**Task to complete:** Search the listing below for the word "file", and copy every line in which it turns up.

**Given data:**
▼▼▼

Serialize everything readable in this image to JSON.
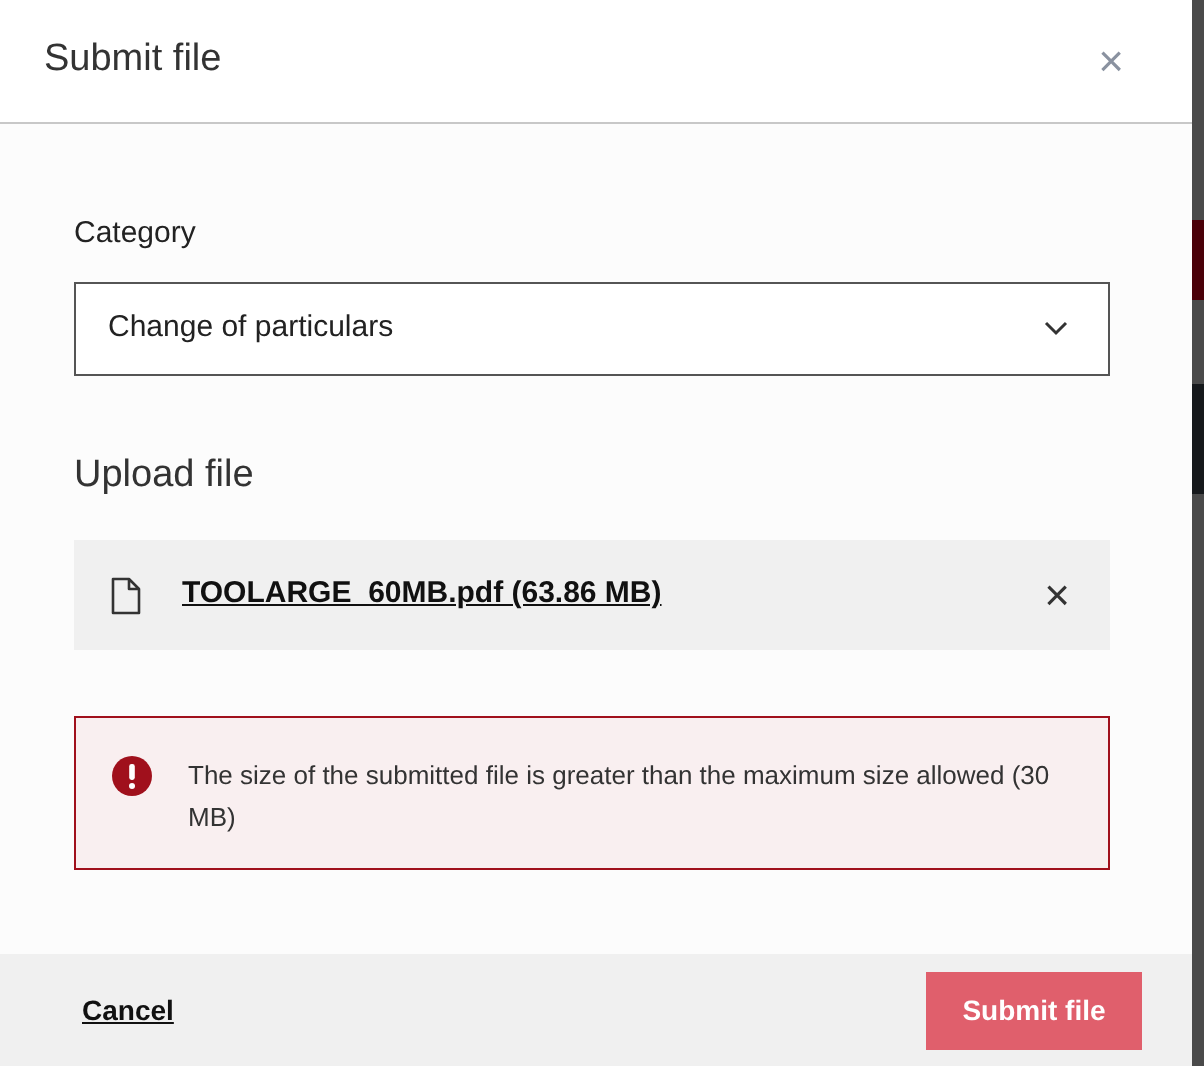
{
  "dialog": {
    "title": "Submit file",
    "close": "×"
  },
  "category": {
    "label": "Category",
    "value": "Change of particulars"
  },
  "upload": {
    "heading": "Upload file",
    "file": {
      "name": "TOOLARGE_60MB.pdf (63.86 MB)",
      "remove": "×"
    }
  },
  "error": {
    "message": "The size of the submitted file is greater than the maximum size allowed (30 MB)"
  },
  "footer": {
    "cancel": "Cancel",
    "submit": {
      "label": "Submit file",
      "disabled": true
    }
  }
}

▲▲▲

**Exercise response:**
    "title": "Submit file",
    "heading": "Upload file",
    "file": {
    "message": "The size of the submitted file is greater than the maximum size allowed (30 MB)"
      "label": "Submit file",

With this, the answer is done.